It angered Dionysius and Plato was sold into slavery. Fortunately, Anniceris, one of his disciples, was able to buy. But the laws of Sparta, in as far as they relate to pleasure, appear to me to be the best in the world; for that which leads mankind in general into the wildest pleasure and licence, and every other folly, the law has clean driven out; and neither in the country nor in towns which are under the control of Sparta, will you find revelries and the.
INTRODUCTION AND ANALYSIS. The genuineness of the Laws is sufficiently proved (1) by more than twenty citations of them in the writings of Aristotle, who was residing at Athens during the last twenty years of the life of Plato, and who, having left it after his death (B.C.

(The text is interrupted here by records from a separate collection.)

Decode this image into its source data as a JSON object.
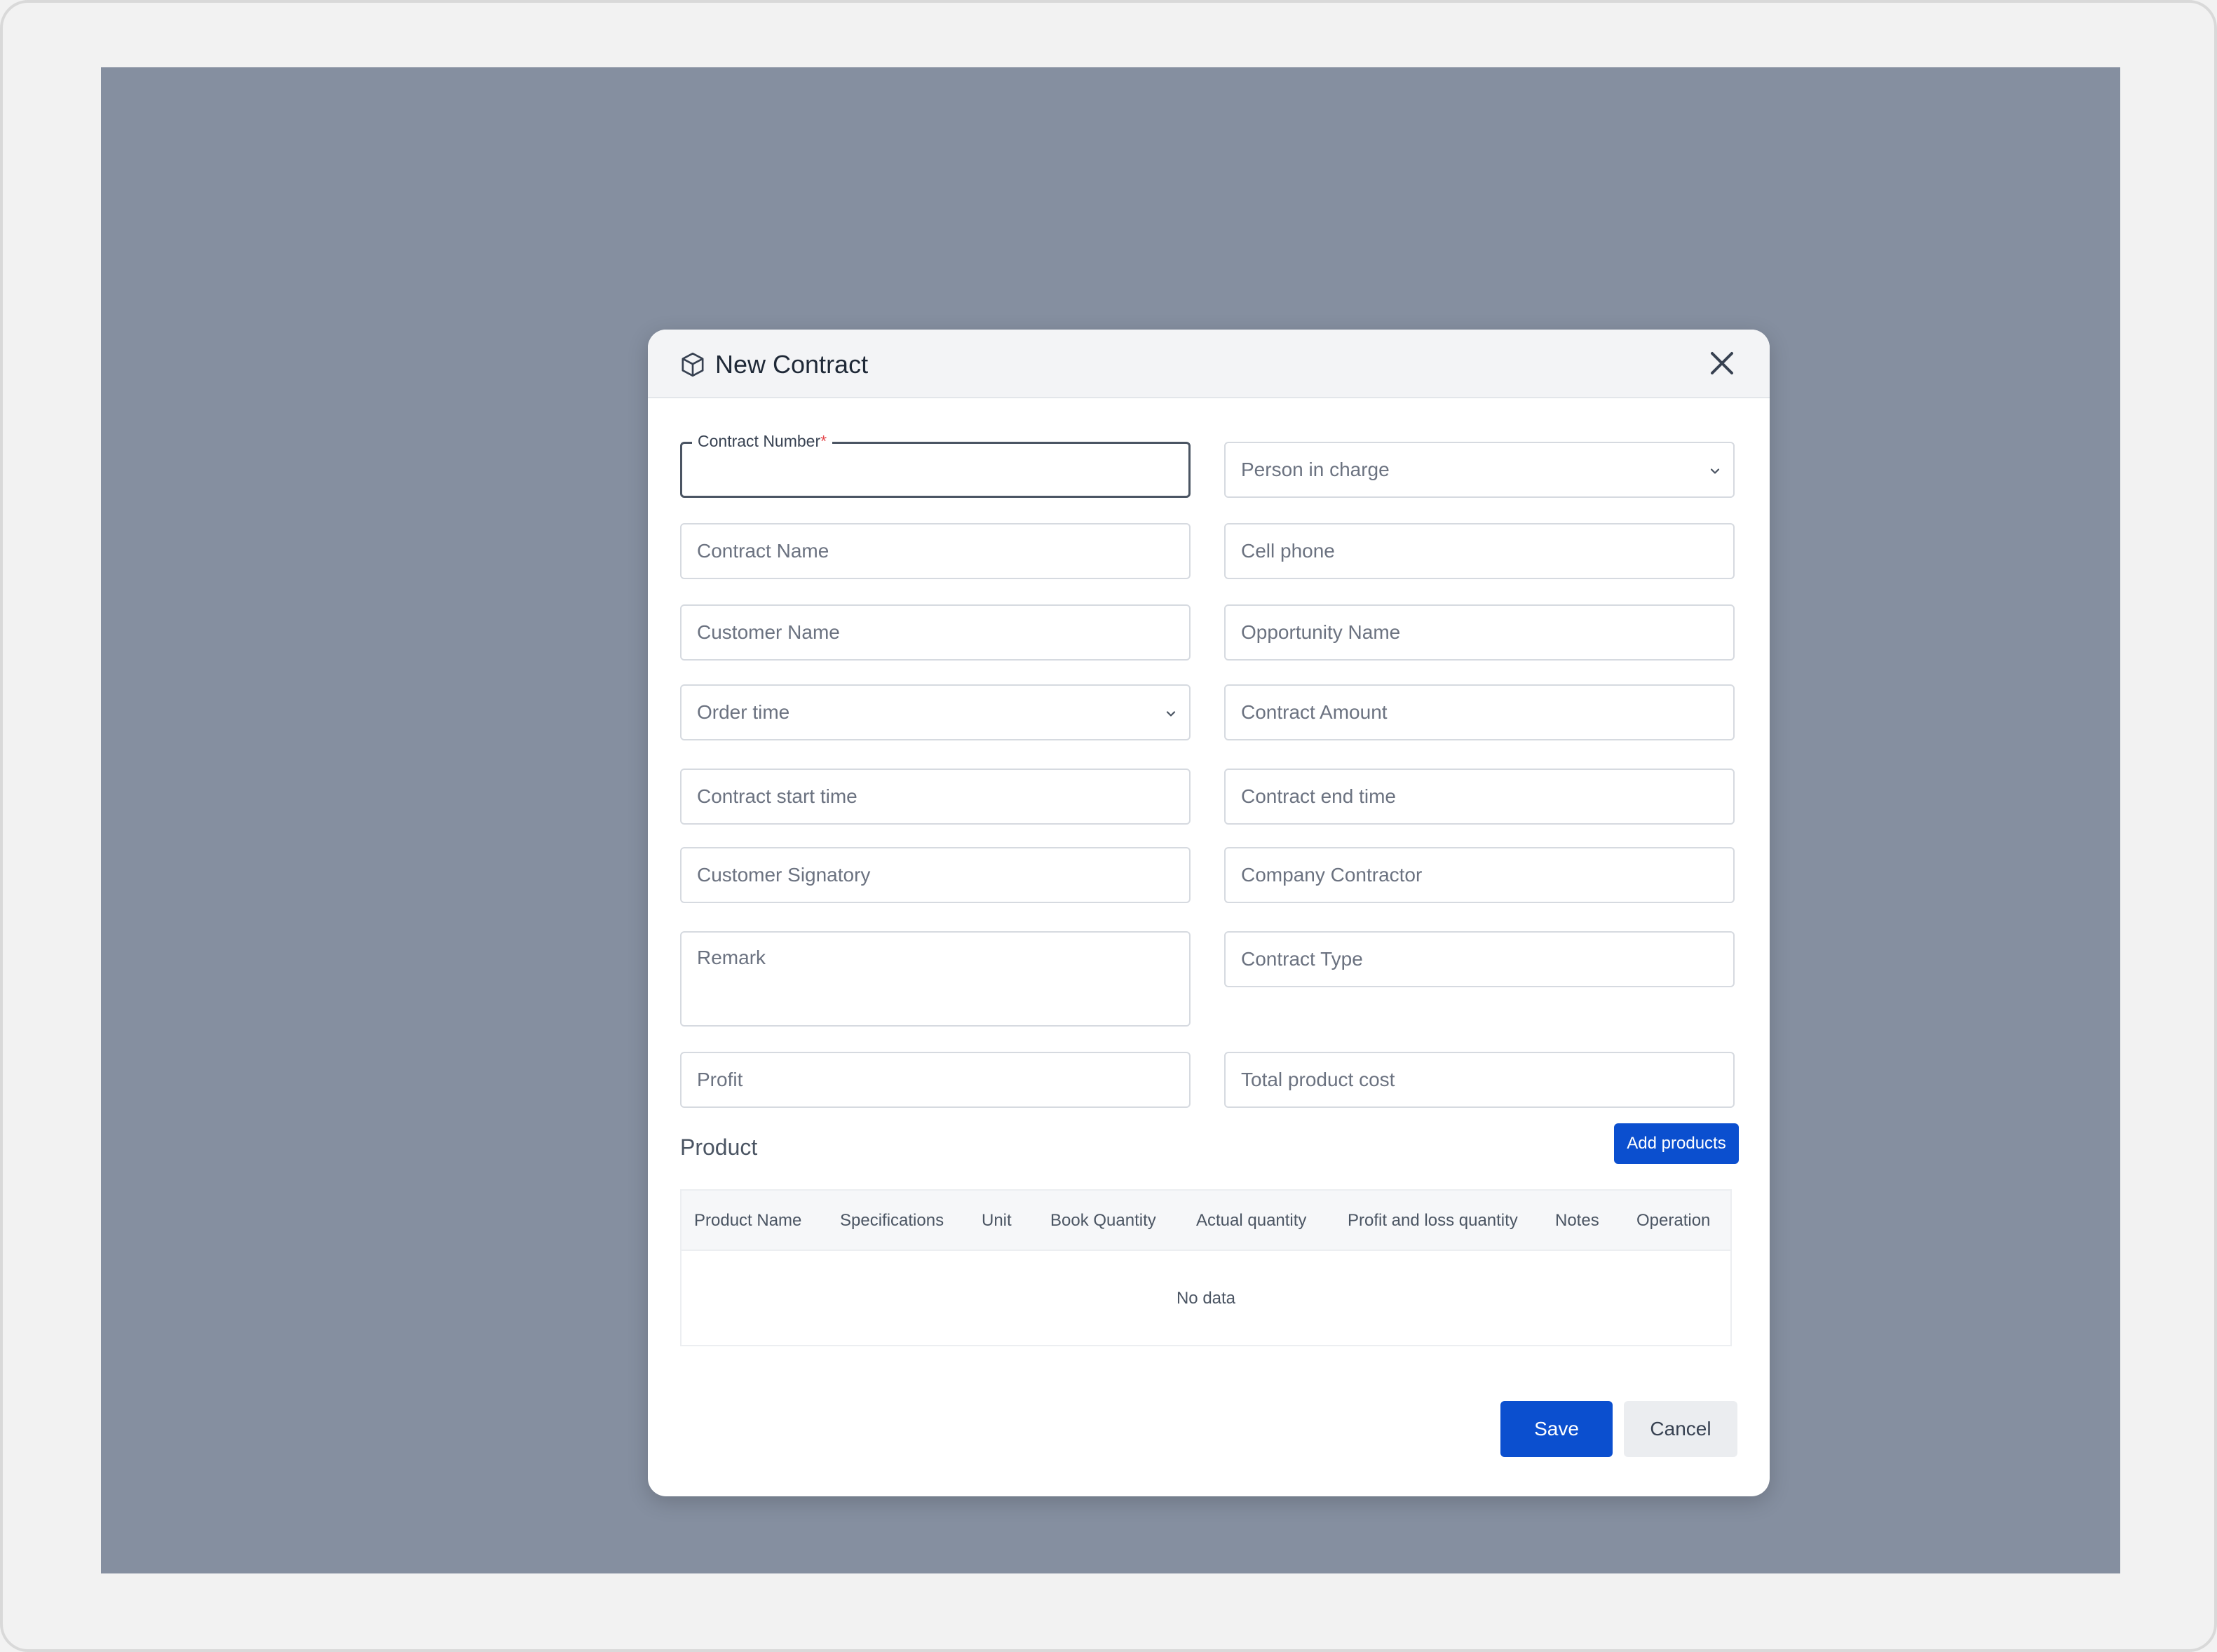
{
  "dialog": {
    "title": "New Contract",
    "icon": "cube-icon",
    "close_icon": "close-icon"
  },
  "form": {
    "contract_number": {
      "label": "Contract Number",
      "required_mark": "*",
      "value": ""
    },
    "person_in_charge": {
      "placeholder": "Person in charge",
      "type": "select"
    },
    "contract_name": {
      "placeholder": "Contract Name"
    },
    "cell_phone": {
      "placeholder": "Cell phone"
    },
    "customer_name": {
      "placeholder": "Customer Name"
    },
    "opportunity_name": {
      "placeholder": "Opportunity Name"
    },
    "order_time": {
      "placeholder": "Order time",
      "type": "select"
    },
    "contract_amount": {
      "placeholder": "Contract Amount"
    },
    "contract_start_time": {
      "placeholder": "Contract start time"
    },
    "contract_end_time": {
      "placeholder": "Contract end time"
    },
    "customer_signatory": {
      "placeholder": "Customer Signatory"
    },
    "company_contractor": {
      "placeholder": "Company Contractor"
    },
    "remark": {
      "placeholder": "Remark"
    },
    "contract_type": {
      "placeholder": "Contract Type"
    },
    "profit": {
      "placeholder": "Profit"
    },
    "total_product_cost": {
      "placeholder": "Total product cost"
    }
  },
  "product": {
    "section_title": "Product",
    "add_button": "Add products",
    "columns": [
      "Product Name",
      "Specifications",
      "Unit",
      "Book Quantity",
      "Actual quantity",
      "Profit and loss quantity",
      "Notes",
      "Operation"
    ],
    "empty_text": "No data"
  },
  "footer": {
    "save_label": "Save",
    "cancel_label": "Cancel"
  },
  "colors": {
    "primary": "#0b4fcf",
    "overlay": "#858fa0",
    "required": "#e5484d"
  }
}
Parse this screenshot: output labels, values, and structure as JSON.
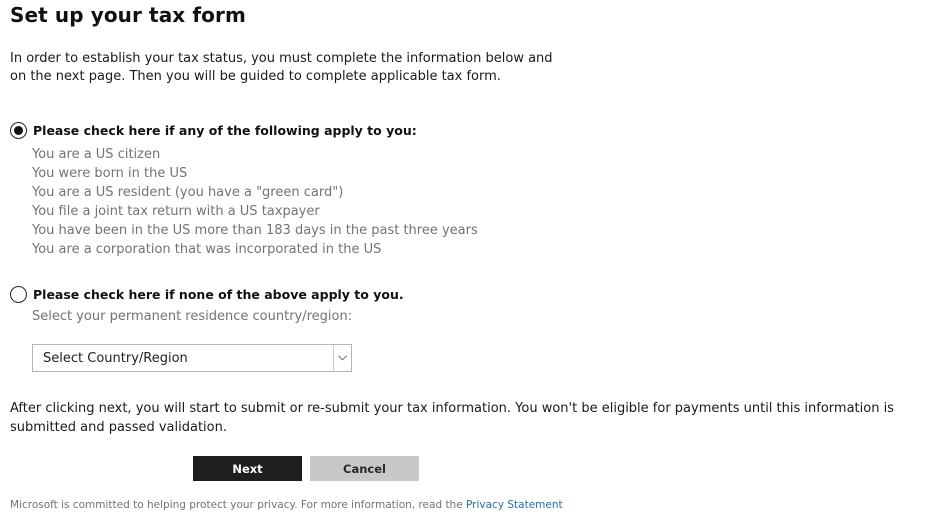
{
  "title": "Set up your tax form",
  "intro": "In order to establish your tax status, you must complete the information below and on the next page. Then you will be guided to complete applicable tax form.",
  "option_us": {
    "label": "Please check here if any of the following apply to you:",
    "checked": true,
    "criteria": [
      "You are a US citizen",
      "You were born in the US",
      "You are a US resident (you have a \"green card\")",
      "You file a joint tax return with a US taxpayer",
      "You have been in the US more than 183 days in the past three years",
      "You are a corporation that was incorporated in the US"
    ]
  },
  "option_non_us": {
    "label": "Please check here if none of the above apply to you.",
    "checked": false,
    "sub_label": "Select your permanent residence country/region:",
    "select_value": "Select Country/Region"
  },
  "notice": "After clicking next, you will start to submit or re-submit your tax information. You won't be eligible for payments until this information is submitted and passed validation.",
  "buttons": {
    "next": "Next",
    "cancel": "Cancel"
  },
  "footer": {
    "text": "Microsoft is committed to helping protect your privacy. For more information, read the",
    "link": "Privacy Statement"
  },
  "icons": {
    "dropdown": "chevron-down-icon"
  },
  "colors": {
    "primary_button": "#1e1e1e",
    "secondary_button": "#c8c8c8",
    "muted_text": "#737373",
    "link": "#1f6fc5"
  }
}
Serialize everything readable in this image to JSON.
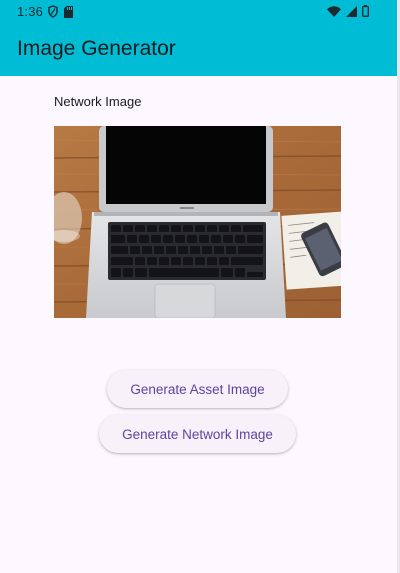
{
  "status_bar": {
    "time": "1:36",
    "left_icons": [
      "shield-icon",
      "sd-card-icon"
    ],
    "right_icons": [
      "wifi-icon",
      "signal-icon",
      "battery-icon"
    ]
  },
  "app_bar": {
    "title": "Image Generator",
    "color": "#00bcd4"
  },
  "content": {
    "image_label": "Network Image",
    "image_description": "laptop-on-wooden-desk"
  },
  "buttons": {
    "asset": "Generate Asset Image",
    "network": "Generate Network Image"
  },
  "colors": {
    "background": "#fdf7ff",
    "button_text": "#5a45a0"
  }
}
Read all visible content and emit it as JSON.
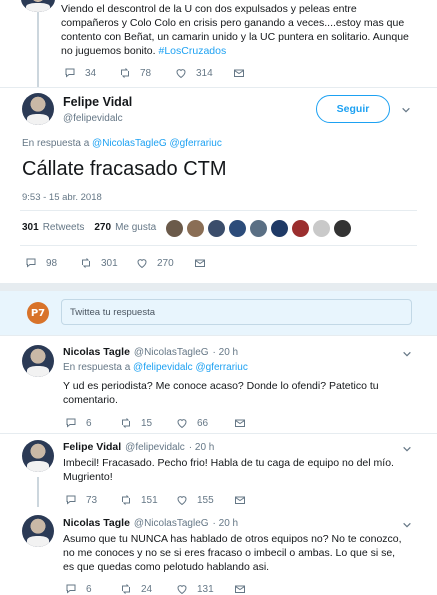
{
  "top_tweet": {
    "text": "Viendo el descontrol de la U con dos expulsados y peleas entre compañeros y Colo Colo en crisis pero ganando a veces....estoy mas que contento con Beñat, un camarin unido y la UC puntera en solitario. Aunque no juguemos bonito.",
    "hashtag": "#LosCruzados",
    "replies": "34",
    "retweets": "78",
    "likes": "314"
  },
  "main_tweet": {
    "name": "Felipe Vidal",
    "handle": "@felipevidalc",
    "follow_label": "Seguir",
    "reply_prefix": "En respuesta a",
    "reply_to": "@NicolasTagleG @gferrariuc",
    "text": "Cállate fracasado CTM",
    "timestamp": "9:53 - 15 abr. 2018",
    "retweets_count": "301",
    "retweets_label": "Retweets",
    "likes_count": "270",
    "likes_label": "Me gusta",
    "replies": "98",
    "retweets": "301",
    "likes": "270"
  },
  "reply_box": {
    "logo": "P7",
    "placeholder": "Twittea tu respuesta"
  },
  "replies": [
    {
      "name": "Nicolas Tagle",
      "handle": "@NicolasTagleG",
      "time": "· 20 h",
      "reply_prefix": "En respuesta a",
      "reply_to": "@felipevidalc @gferrariuc",
      "text": "Y ud es periodista? Me conoce acaso? Donde lo ofendi? Patetico tu comentario.",
      "replies": "6",
      "retweets": "15",
      "likes": "66"
    },
    {
      "name": "Felipe Vidal",
      "handle": "@felipevidalc",
      "time": "· 20 h",
      "text": "Imbecil! Fracasado. Pecho frio! Habla de tu caga de equipo no del mío. Mugriento!",
      "replies": "73",
      "retweets": "151",
      "likes": "155"
    },
    {
      "name": "Nicolas Tagle",
      "handle": "@NicolasTagleG",
      "time": "· 20 h",
      "text": "Asumo que tu NUNCA has hablado de otros equipos no? No te conozco, no me conoces y no se si eres fracaso o imbecil o ambas. Lo que si se, es que quedas como pelotudo hablando asi.",
      "replies": "6",
      "retweets": "24",
      "likes": "131"
    }
  ],
  "colors": {
    "accent": "#1da1f2",
    "like_red": "#e0245e",
    "muted": "#657786"
  },
  "likers_colors": [
    "#6b5a4a",
    "#8a6e55",
    "#3b4d6b",
    "#2c4c7a",
    "#5a6f84",
    "#1f3a66",
    "#9b2e2e",
    "#c9c9c9",
    "#333333"
  ]
}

), returned thither twelve years later (B.C. ); (2) by the allusion of Isocrates. Liber AL vel Legis ([ˈlɪbɛr aː.ɛɫ wɛl‿ˈleːgɪs]), commonly known as The Book of the Law, is the central sacred text of Thelema, allegedly written down from dictation mostly by Aleister Crowley, although his wife Rose Edith Crowley is also known to have written two phrases into the manuscript of the Book after its dictation.
Crowley claimed it was dictated to him by a preternatural Genre: Thelema.Plato. Plato in Twelve Volumes, Vols. 10 & 11 translated by R.G. Bury. Cambridge, MA, Harvard University Press; London, William Heinemann Ltd. & The Annenberg CPB/Project provided support for entering this text.
Purchase a copy of this text .SLAVERY IN PLATO'S REPUBLIC all that is said lies clearly on the one side. In which case, if the text is at least partly ambiguous in its stance on slavery, we may begin to feel some doubt about the strength of the evidence for his initial presumption. III As I hope to show, there are even more powerful presumptive considerations on the.